Classic Bike April issue
I well remember the stunning effect the original Kawasaki Z1 had on the bike market when it first arrived in the UK. Several of my mates had already forsaken their British bikes for the new Japanese superbikes – but the early Honda CB750s and Suzuki GT750s were quickly partexchanged for the stunning new Kawasaki, which was never surprising since it stood head and shoulders above anything on the market at that time.
At the other end of the fame scale are bikes like the humble Lynton. I vividly recall reading about Colin Lyster’s project, naively hoping it might give the other GP500 twins a good kicking – but the project was ill-fated due to lack of money and development (and the dubious wisdom of using half an Imp car engine). It’s great to finally learn the full story behind the project and see it fully restored, though.
We’ve been heartened by blues skies and sunshine in the past couple of weeks. Spring is here and there’s a mad rush here at CB to get our bikes fettled to make the most of the warm, welcoming air. Rick never stops fettling, but Stewy’s TR1, Mark’s Guzzi and my Tiger should be up and running by the time you read this. Hope to see you out on the road!
Enjoy the issue.
Gary Pinchin, Editor
Inside this issue...
A-Z of Zeds
Kawasaki dominated performance motorcycling in the ’70s. We ride four of the reasons why...
Record breaker reborn
When Brough bought Bert Le Vack’s 1924 world record trophy, all they needed was a bike to go with it.
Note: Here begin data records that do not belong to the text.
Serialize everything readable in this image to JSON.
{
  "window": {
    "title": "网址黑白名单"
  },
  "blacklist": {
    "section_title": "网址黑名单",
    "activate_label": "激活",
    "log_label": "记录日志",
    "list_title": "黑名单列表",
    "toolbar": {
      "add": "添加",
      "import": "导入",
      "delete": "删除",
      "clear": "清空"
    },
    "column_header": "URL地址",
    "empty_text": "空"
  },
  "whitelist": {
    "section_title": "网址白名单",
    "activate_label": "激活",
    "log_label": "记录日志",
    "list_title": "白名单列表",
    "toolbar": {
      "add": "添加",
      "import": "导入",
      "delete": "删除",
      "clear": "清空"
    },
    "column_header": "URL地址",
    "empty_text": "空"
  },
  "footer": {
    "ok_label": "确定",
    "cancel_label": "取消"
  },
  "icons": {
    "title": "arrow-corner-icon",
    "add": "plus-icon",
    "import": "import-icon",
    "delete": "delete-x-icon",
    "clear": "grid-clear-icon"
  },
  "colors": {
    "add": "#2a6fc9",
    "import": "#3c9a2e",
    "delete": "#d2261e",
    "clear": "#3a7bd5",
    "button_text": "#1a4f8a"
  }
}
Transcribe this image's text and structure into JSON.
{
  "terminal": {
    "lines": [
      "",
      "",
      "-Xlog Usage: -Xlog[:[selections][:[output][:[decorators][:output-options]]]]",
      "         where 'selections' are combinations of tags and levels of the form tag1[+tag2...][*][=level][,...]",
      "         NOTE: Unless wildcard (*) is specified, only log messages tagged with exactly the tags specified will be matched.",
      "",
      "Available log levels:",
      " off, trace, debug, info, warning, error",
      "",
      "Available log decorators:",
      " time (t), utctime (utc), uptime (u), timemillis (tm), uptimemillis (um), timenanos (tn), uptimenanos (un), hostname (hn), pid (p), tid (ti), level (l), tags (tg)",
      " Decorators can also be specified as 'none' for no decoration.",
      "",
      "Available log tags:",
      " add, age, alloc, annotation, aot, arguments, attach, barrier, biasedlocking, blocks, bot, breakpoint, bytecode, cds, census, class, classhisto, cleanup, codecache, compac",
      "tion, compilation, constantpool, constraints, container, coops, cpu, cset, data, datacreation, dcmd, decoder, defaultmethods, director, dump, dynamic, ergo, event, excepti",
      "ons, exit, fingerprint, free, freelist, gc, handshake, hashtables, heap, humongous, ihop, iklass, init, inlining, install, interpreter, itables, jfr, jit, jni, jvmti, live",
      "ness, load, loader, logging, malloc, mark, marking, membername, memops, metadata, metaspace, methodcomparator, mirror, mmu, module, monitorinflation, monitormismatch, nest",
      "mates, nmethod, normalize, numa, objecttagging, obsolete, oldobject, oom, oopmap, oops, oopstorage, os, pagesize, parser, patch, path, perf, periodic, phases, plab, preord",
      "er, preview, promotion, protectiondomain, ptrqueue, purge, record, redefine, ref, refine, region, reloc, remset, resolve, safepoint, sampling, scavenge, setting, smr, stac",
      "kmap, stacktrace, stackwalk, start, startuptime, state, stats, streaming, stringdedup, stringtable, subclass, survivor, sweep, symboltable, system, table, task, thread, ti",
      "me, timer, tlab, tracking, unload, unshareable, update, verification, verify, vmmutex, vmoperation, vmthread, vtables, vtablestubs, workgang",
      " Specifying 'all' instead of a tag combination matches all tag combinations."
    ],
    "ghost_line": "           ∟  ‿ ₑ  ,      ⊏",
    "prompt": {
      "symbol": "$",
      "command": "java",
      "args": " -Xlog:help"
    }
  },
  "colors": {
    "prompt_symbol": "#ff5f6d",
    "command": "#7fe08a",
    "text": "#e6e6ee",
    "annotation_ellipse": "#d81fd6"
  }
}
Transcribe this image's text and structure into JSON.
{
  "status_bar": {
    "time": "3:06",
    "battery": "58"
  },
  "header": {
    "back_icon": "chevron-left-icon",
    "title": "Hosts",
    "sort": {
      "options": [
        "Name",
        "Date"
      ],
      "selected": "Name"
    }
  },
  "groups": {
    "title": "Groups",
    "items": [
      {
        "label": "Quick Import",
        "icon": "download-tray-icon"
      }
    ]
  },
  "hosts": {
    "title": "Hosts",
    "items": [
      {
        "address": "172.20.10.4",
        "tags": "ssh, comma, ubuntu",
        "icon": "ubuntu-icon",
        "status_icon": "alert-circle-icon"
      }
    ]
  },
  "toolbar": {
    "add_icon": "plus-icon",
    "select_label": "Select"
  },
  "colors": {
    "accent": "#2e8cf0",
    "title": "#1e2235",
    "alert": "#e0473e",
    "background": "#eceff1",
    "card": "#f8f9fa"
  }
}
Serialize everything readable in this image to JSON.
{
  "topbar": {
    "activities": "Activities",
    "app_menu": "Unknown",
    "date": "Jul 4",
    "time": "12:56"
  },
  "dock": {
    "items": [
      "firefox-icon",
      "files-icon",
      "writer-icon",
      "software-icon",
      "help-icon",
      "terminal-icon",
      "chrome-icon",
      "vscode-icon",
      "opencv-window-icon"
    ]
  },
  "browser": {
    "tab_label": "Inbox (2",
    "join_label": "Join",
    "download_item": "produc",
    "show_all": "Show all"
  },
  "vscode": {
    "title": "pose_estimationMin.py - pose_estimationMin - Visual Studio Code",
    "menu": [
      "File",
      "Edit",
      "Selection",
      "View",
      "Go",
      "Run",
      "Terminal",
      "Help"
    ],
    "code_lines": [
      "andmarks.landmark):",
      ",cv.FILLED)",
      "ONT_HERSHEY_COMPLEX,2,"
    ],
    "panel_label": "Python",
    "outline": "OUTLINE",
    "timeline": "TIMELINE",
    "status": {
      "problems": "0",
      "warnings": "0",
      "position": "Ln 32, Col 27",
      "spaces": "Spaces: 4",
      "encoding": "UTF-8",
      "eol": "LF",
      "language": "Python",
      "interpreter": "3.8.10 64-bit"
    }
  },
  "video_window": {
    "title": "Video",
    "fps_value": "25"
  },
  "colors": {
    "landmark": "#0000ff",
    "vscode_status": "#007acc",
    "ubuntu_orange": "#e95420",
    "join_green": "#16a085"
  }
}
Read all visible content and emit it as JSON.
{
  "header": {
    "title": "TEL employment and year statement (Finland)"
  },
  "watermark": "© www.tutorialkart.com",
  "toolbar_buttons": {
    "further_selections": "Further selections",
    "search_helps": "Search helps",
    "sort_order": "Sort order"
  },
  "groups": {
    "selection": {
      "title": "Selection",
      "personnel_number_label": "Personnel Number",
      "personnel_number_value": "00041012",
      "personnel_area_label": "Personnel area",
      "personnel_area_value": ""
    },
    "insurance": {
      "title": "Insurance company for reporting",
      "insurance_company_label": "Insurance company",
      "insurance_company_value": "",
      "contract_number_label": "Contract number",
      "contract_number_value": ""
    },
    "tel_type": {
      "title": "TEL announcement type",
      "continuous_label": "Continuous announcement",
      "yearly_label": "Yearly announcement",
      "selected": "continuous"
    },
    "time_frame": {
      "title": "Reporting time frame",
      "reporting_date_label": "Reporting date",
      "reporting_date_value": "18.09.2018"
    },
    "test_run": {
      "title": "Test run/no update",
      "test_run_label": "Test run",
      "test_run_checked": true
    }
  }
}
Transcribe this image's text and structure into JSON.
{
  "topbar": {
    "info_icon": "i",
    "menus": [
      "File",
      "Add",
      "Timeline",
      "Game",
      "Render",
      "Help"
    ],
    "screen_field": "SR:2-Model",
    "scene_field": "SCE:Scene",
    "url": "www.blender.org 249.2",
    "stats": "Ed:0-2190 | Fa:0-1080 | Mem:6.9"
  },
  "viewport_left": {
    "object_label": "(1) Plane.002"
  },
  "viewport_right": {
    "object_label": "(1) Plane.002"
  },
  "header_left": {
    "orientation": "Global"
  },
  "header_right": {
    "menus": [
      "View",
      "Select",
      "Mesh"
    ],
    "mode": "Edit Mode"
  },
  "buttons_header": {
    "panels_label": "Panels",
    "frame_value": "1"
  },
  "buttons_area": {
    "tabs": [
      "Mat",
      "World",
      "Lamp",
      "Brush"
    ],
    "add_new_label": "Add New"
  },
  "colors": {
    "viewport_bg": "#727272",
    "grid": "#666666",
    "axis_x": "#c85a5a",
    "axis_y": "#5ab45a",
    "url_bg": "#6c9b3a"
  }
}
Len Francis had a teenage dream - he wanted a real café racer like one he’d seen in his youth. It took a few years, but now built four, with another on the way...